Men, women, and children -- some huddled with their families, others in small groups or alone -- wander among the buildings under the sullen skies of a cool autumn day. Roughly 90 percent of these East European refugees are in their 20s and 30s. A number of them have young families.

Theirs cars and a scattering of holiday trailers are a reminder that a high proportion of the East Europeans, notably from Czechoslovakia, Poland, Hungary, and Romania, escape during vacation seasons. East Germans and Czechs, for example, whose countries vigilantly restrict travel to the West, can travel as tourists to the Black Sea resorts. Once there, they slip into neighboring Yugoslavia and make their way to Western Europe.

"Leaving by car provokes less suspicion and at least allows one to take along some personal belongings," notes one official.

Although more than 5,000 refugees from 35 different nations passed through Traiskirchen last year, Austria primarily serves as a staging center for East Europeans wishing to emigrate to the West. Refugees wishing to resettle in Italy, France, Switzerland, and West Germany often head there directly and apply for asylum upon arrival.

Austria also functions as the first transit point for Jews leaving the Soviet Union. Last year some 52,000 of them emigrated. An estimated 19,000 went to Israel; most of the rest settled in the United States.

Despite vast increases in numbers of Jews leaving the Soviet Union since 1975 , relief sources report a dropoff in numbers leaving this year. Compared with 1979 figures, only half the number are coming through. Sources blame deteriorating US-Soviet relations, and estimate that fewer than 30,000 will emigrate by the end of 1980.

Apart from Jews, several West European asylum countries have registered significant increases among East bloc refugees. Austria, for example, has noted a 60 percent overall rise since 1978.

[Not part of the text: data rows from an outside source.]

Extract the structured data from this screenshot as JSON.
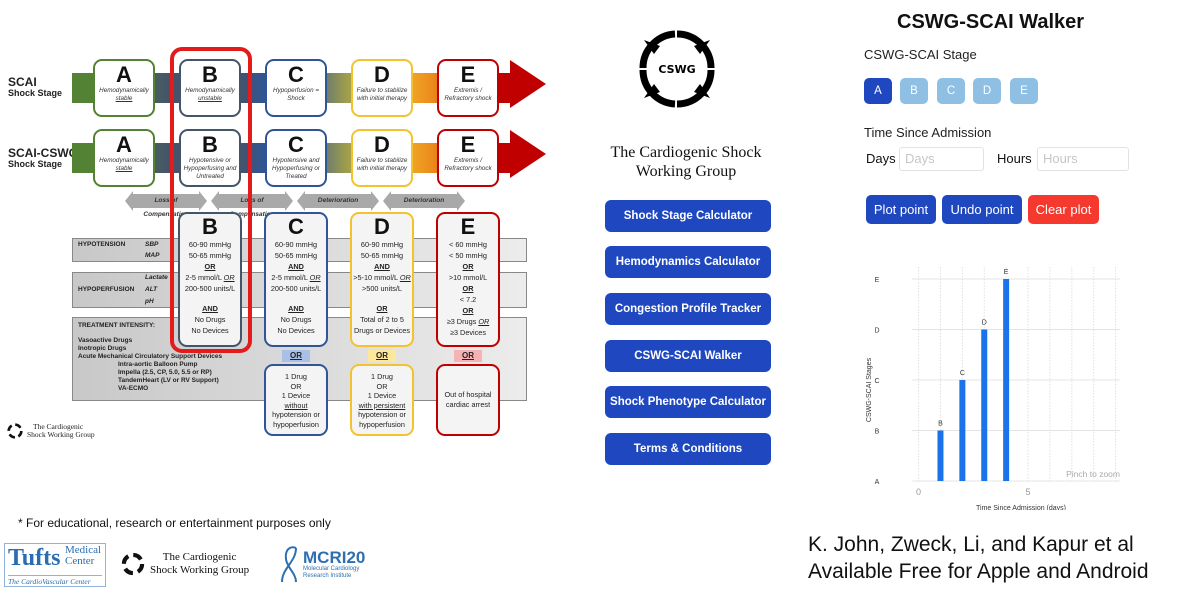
{
  "infographic": {
    "rows": [
      {
        "label_line1": "SCAI",
        "label_line2": "Shock Stage"
      },
      {
        "label_line1": "SCAI-CSWG",
        "label_line2": "Shock Stage"
      }
    ],
    "scai_stages": [
      {
        "letter": "A",
        "desc": [
          "Hemodynamically",
          "stable"
        ],
        "underline_index": 1,
        "color": "#548235"
      },
      {
        "letter": "B",
        "desc": [
          "Hemodynamically",
          "unstable"
        ],
        "underline_index": 1,
        "color": "#44546a"
      },
      {
        "letter": "C",
        "desc": [
          "Hypoperfusion =",
          "Shock"
        ],
        "underline_index": -1,
        "color": "#2f5597"
      },
      {
        "letter": "D",
        "desc": [
          "Failure to stabilize",
          "with initial therapy"
        ],
        "underline_index": -1,
        "color": "#f2c230"
      },
      {
        "letter": "E",
        "desc": [
          "Extremis /",
          "Refractory shock"
        ],
        "underline_index": -1,
        "color": "#c00000"
      }
    ],
    "cswg_stages": [
      {
        "letter": "A",
        "desc": [
          "Hemodynamically",
          "stable"
        ],
        "underline_index": 1
      },
      {
        "letter": "B",
        "desc": [
          "Hypotensive or",
          "Hypoperfusing and",
          "Untreated"
        ],
        "underline_index": -1
      },
      {
        "letter": "C",
        "desc": [
          "Hypotensive and",
          "Hypoperfusing or",
          "Treated"
        ],
        "underline_index": -1
      },
      {
        "letter": "D",
        "desc": [
          "Failure to stabilize",
          "with initial therapy"
        ],
        "underline_index": -1
      },
      {
        "letter": "E",
        "desc": [
          "Extremis /",
          "Refractory shock"
        ],
        "underline_index": -1
      }
    ],
    "transitions": [
      "Loss of Compensation",
      "Loss of Compensation",
      "Deterioration",
      "Deterioration"
    ],
    "criteria_labels": {
      "hypotension": "HYPOTENSION",
      "sbp": "SBP",
      "map": "MAP",
      "hypoperfusion": "HYPOPERFUSION",
      "lactate": "Lactate",
      "alt": "ALT",
      "ph": "pH",
      "treatment_intensity": "TREATMENT INTENSITY:",
      "treatments": [
        "Vasoactive Drugs",
        "Inotropic Drugs",
        "Acute Mechanical Circulatory Support Devices",
        "Intra-aortic Balloon Pump",
        "Impella (2.5, CP, 5.0, 5.5 or RP)",
        "TandemHeart (LV or RV Support)",
        "VA-ECMO"
      ]
    },
    "criteria": [
      {
        "letter": "B",
        "sbp": "60-90 mmHg",
        "map": "50-65 mmHg",
        "join1": "OR",
        "lactate": "2-5 mmol/L",
        "lactate_or": "OR",
        "alt": "200-500 units/L",
        "ph": "",
        "join2": "AND",
        "treat1": "No Drugs",
        "treat2": "No Devices"
      },
      {
        "letter": "C",
        "sbp": "60-90 mmHg",
        "map": "50-65 mmHg",
        "join1": "AND",
        "lactate": "2-5 mmol/L",
        "lactate_or": "OR",
        "alt": "200-500 units/L",
        "ph": "",
        "join2": "AND",
        "treat1": "No Drugs",
        "treat2": "No Devices",
        "or_tab": "OR",
        "alt_box": [
          "1 Drug",
          "OR",
          "1 Device",
          "without",
          "hypotension or",
          "hypoperfusion"
        ]
      },
      {
        "letter": "D",
        "sbp": "60-90 mmHg",
        "map": "50-65 mmHg",
        "join1": "AND",
        "lactate": ">5-10 mmol/L",
        "lactate_or": "OR",
        "alt": ">500 units/L",
        "ph": "",
        "join2": "OR",
        "treat1": "Total of 2 to 5",
        "treat2": "Drugs or Devices",
        "or_tab": "OR",
        "alt_box": [
          "1 Drug",
          "OR",
          "1 Device",
          "with persistent",
          "hypotension or",
          "hypoperfusion"
        ]
      },
      {
        "letter": "E",
        "sbp": "< 60 mmHg",
        "map": "< 50 mmHg",
        "join1": "OR",
        "lactate": ">10 mmol/L",
        "lactate_or": "",
        "alt": "OR",
        "ph": "< 7.2",
        "join2": "OR",
        "treat1": "≥3 Drugs",
        "treat1_or": "OR",
        "treat2": "≥3 Devices",
        "or_tab": "OR",
        "alt_box": [
          "Out of hospital",
          "cardiac arrest"
        ]
      }
    ],
    "org_logo_text": [
      "The Cardiogenic",
      "Shock Working Group"
    ]
  },
  "footer": {
    "disclaimer": "* For educational, research or entertainment purposes only",
    "tufts": {
      "big": "Tufts",
      "line1": "Medical",
      "line2": "Center",
      "sub": "The CardioVascular Center"
    },
    "cswg": [
      "The Cardiogenic",
      "Shock Working Group"
    ],
    "mcri": {
      "big": "MCRI20",
      "line1": "Molecular Cardiology",
      "line2": "Research Institute"
    }
  },
  "app_home": {
    "logo_text": "CSWG",
    "org_title": [
      "The Cardiogenic Shock",
      "Working Group"
    ],
    "nav": [
      "Shock Stage Calculator",
      "Hemodynamics Calculator",
      "Congestion Profile Tracker",
      "CSWG-SCAI Walker",
      "Shock Phenotype Calculator",
      "Terms & Conditions"
    ],
    "accent": "#1f48c0"
  },
  "walker": {
    "title": "CSWG-SCAI Walker",
    "stage_label": "CSWG-SCAI Stage",
    "stages": [
      "A",
      "B",
      "C",
      "D",
      "E"
    ],
    "selected_stage": "A",
    "time_label": "Time Since Admission",
    "days_label": "Days",
    "days_placeholder": "Days",
    "days_value": "",
    "hours_label": "Hours",
    "hours_placeholder": "Hours",
    "hours_value": "",
    "buttons": {
      "plot": "Plot point",
      "undo": "Undo point",
      "clear": "Clear plot"
    },
    "colors": {
      "selected": "#1f48c0",
      "unselected": "#8fbfe3",
      "danger": "#f5392e",
      "bar": "#1a73e8"
    }
  },
  "chart_data": {
    "type": "bar",
    "title": "",
    "xlabel": "Time Since Admission (days)",
    "ylabel": "CSWG-SCAI Stages",
    "y_categories": [
      "A",
      "B",
      "C",
      "D",
      "E"
    ],
    "x_ticks": [
      0,
      5
    ],
    "xlim": [
      -0.3,
      9.2
    ],
    "points": [
      {
        "x": 1,
        "stage": "B",
        "label": "B"
      },
      {
        "x": 2,
        "stage": "C",
        "label": "C"
      },
      {
        "x": 3,
        "stage": "D",
        "label": "D"
      },
      {
        "x": 4,
        "stage": "E",
        "label": "E"
      }
    ],
    "grid": true,
    "annotation": "Pinch to zoom"
  },
  "credits": [
    "K. John, Zweck, Li, and Kapur et al",
    "Available Free for Apple and Android"
  ]
}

France in particular has been witnessing somewhat of a surge in the number of Romanians entering the country illegaly or on tourist visas. "We have reason to believe that the Bucharest government has been letting out people over the past few months in order to create a good impression for the Madrid conference," says Madame Claude Guillon of the Secours Catholique in Paris, referring to the review conference on European security.

who are the East European refugees? Basically they can be divided into three main groups. First, there are the intellectuals and dissidents, a relatively small group who are forced to flee out of fear of imprisonment or internal exile.

These include members of the Charter 77 committee who have been monitoring human rights in Czechoslovakia, as well as musicians and writers in East Germany , and Baptists, Adventists, and Orthodox church members in Romania.

The second and largest group are refugees who leave because they are dissatisfied with economic and social conditions. Many of them tend to be technicians, engineers, doctors, and skilled workers who find they cannot advance professionally.

"If you have initiative and ambition," comments Josef B., a young Czech engineer, "there is no point in living under communism. As far as the government is concerned, if one's initiative does not serve the state, then it must be stifled."

Critics maintain that many of the East Europeans are really economic refugees who come looking for work under the pretext of seeking political asylum. Their passage is similar, the critics say, to the flight of many turks, Pakistanis, and Africans to West Germany for what are believed to be similar reasons.